Full Text for Dogmatics 1- Volume 37 - If God is omniscent, then is there really a point to praying? (Video)

dogmatics 37 Captioning provided By: Caption First, Inc. P.O. Box 1924 Lombard, IL 60148 ******** This text is being provided in a rough draft format. Communication Access Realtime Translation (CART) is provided in order to facilitate communication accessibility and may not be a totally verbatim record of the proceedings. ******** >> If God is omniscent, then is there really a point to praying? Are we really asking God for something? After all, aren't we telling Him things He knows? >> That question you asked is really one of those classical problems when we talk about God's transcendence and then how He relates to us temporal beings, spatial beings. On the one hand we say God is omniscient, that means he knows everything. He knows everything in the past, everything in the present and everything in the future. And if we look at that, then your question seems to be very justified and almost -- well, the only way you can think about that, compelling. It seems as if the transcendent God doesn't need us, of course, to inform Him. And, well, he knows what we are about to pray, so why should we tell Him? He knows what we need, and He knows what will happen. And then, well, let's just leave it to God and leave it at that. Period. We don't have to pray, at least not a petitionary prayer. We can still praise him. And the same question you raised was once asked to me by a student I met in Constance, in Germany, when I was a Pastor there. He was a student of philosophy, and he said: I just can't get myself to pray. It seems so futile. What we see here is that a meditation, I'll put it like that, of God in His majesty, God in His transcendence, seems to contradict what we know from scripture. Scripture is very clear about that, that God wants us to pray in that God has promised to hear our prayers. That seems to imply that the future is in some respect open, that God reacts to our prayers, that we can make God to do some things. So, again, we have one of these points where the revealed God, God in His word, on the one hand, and God in His majesty seem to contradict each other. If God is omniscient and omnipotent, if He rules everything, what's the use of prayer? How can God then say: Pray. Ask me. Ask and you shall receive? When we talked about the hidden and revealed God, we talked about that tension between God in His majesty and God in His revelation. And we said that when we experience that tension, that we have to grasp to the revealed God and not to steer to the hidden God, God in His majesty. If these two ways to talk about God, describe God, seem contradictory to us, then we have to choose the revealed God. That is: When God says pray, when He gives us a promise, then we have to take that seriously and not say oh, God cannot be serious about that because He is omniscient.
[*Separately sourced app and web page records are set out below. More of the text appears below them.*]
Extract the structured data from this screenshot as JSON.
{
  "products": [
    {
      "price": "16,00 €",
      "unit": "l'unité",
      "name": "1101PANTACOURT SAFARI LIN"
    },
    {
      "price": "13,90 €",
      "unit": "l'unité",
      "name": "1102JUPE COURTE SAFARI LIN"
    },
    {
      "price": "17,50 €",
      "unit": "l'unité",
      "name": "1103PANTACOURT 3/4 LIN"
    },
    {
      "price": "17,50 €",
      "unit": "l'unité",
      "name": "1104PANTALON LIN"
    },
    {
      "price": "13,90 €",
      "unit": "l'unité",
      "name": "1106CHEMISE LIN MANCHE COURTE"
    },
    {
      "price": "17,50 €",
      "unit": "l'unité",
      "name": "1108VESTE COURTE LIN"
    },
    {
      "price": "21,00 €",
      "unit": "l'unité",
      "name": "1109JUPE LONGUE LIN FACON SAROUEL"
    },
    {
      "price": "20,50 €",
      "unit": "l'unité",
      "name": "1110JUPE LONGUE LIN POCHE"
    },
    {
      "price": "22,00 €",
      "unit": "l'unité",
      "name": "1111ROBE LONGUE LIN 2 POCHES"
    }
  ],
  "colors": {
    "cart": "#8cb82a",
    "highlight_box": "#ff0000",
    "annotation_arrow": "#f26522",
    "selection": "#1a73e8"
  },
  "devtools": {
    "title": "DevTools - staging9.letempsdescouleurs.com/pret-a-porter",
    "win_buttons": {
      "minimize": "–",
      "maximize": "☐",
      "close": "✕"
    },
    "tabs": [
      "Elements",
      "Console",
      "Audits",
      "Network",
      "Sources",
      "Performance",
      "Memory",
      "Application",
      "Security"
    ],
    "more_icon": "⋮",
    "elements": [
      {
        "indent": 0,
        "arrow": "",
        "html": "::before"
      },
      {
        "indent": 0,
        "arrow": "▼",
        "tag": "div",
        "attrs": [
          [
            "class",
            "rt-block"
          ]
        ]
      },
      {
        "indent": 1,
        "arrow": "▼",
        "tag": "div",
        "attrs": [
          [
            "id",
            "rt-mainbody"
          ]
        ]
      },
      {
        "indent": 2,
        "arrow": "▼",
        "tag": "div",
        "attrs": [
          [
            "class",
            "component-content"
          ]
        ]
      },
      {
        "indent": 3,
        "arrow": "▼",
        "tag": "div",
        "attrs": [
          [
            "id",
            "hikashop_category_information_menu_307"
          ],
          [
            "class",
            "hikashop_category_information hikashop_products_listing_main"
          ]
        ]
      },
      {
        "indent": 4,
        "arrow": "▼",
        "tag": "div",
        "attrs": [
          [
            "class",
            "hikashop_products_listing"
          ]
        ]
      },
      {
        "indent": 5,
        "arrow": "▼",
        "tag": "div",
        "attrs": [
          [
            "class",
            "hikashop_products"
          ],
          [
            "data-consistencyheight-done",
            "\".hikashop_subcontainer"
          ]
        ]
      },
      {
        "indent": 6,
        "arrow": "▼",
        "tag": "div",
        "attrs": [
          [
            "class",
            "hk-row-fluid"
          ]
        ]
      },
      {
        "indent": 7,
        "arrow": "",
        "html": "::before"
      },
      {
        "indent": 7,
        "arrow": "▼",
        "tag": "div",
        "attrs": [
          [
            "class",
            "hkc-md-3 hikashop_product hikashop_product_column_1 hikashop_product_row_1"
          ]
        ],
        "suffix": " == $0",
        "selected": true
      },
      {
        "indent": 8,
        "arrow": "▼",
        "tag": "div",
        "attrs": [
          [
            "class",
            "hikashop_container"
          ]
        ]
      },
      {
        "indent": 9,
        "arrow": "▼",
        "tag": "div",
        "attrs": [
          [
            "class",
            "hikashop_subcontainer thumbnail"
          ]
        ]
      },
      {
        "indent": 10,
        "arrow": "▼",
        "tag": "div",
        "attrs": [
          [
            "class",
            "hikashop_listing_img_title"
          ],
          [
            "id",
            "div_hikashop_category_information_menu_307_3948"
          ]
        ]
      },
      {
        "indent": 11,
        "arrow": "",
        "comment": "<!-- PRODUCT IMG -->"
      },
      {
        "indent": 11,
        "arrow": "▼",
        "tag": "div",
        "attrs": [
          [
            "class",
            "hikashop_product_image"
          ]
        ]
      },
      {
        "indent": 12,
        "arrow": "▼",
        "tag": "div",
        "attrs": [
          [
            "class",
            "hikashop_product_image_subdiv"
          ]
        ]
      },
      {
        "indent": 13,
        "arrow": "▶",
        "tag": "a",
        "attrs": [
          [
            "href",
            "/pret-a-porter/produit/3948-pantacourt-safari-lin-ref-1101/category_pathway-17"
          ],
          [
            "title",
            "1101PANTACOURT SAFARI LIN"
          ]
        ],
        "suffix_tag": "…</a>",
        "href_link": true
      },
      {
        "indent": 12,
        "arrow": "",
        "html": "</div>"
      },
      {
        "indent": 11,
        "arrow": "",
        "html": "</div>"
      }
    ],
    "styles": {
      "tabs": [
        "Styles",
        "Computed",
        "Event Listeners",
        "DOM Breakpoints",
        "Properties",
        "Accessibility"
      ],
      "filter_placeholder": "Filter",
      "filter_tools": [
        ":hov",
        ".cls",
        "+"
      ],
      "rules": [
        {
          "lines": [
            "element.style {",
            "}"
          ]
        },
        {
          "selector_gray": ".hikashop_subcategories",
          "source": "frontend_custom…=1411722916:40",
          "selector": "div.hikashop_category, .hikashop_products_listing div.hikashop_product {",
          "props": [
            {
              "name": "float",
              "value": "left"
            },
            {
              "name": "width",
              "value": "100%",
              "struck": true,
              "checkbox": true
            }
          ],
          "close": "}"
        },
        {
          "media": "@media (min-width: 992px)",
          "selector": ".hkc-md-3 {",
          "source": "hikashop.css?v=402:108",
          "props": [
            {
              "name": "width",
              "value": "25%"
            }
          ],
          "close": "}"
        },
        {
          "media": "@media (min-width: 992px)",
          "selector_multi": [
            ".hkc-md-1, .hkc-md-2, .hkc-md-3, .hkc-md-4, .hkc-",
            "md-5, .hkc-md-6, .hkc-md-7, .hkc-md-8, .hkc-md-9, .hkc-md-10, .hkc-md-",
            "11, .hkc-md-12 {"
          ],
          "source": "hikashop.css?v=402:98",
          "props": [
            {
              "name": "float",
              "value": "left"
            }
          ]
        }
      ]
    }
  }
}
He is immutable. Rather, we have to stick to His word and His promise and say we cannot conceive, maybe, how that is possible, but God has promised that our prayer is not in vain. It's not some futile exercise. It's the same problem we have when we look at predestination and at election. If God has elected us from eternity, well then we will be saved. So why should I listen to God's word? Why should I cling to Christ in faith? Why should I read the Word of God? Why should I do anything that is Christian, because after all if God wants me to save, He will do that. Period. This kind of almost fatalistic approach to God was rejected in the discussion about election, as you can read about that in the formula of Concord, where we say we have to take away, we have to put aside these thoughts of the high majesty, of God in His majesty, but rather stick to the revealed Word of God. That's the way how He saves us. So, in the doctrine of election, the fact that God works through means does not contradict His soul-saving action. Also, when He tells us to pray, that is then the way how His will is done and fulfilled on this earth. We do not know what God's plan is for our life. But we know that when we ask Him, when we pray for somebody, that this has some effect. And not only a subjective effect that our faith is strengthened, you could always say that. It's like giving thanks to God. Well, we don't tell God anything new, but if we give thanks for His great gifts, then our faith is exercised, is practiced, and therefore we are strengthening our faith. But in some way God hears our prayers and you can even say reacts to them. When we talk about God's omniscience and prayer, that also has to do of course with the question of God's immutability. We will talk about that a little bit more in the next question. Suffice it now to say that God as He presents himself in scripture seems to be mutable. On the other hand, we say he is immutable. He is the same from eternity. Again, we have to admit that if God enters our time and space, things will inevitably be for us temporal. They will be sequential. And in some respect, that is true, not in every -- in every individual respect, but in some respect it is true. So the sequence we have when we say God I ask you for this and then God will give it to us or He will fulfill our prayer in another way is the way we ought to think about God. And this other aspect, God in His majesty beyond that, beyond space and time, we have to leave alone. If it makes us mute, if it makes us doubt of His promises, so in doubt always choose the revealed God.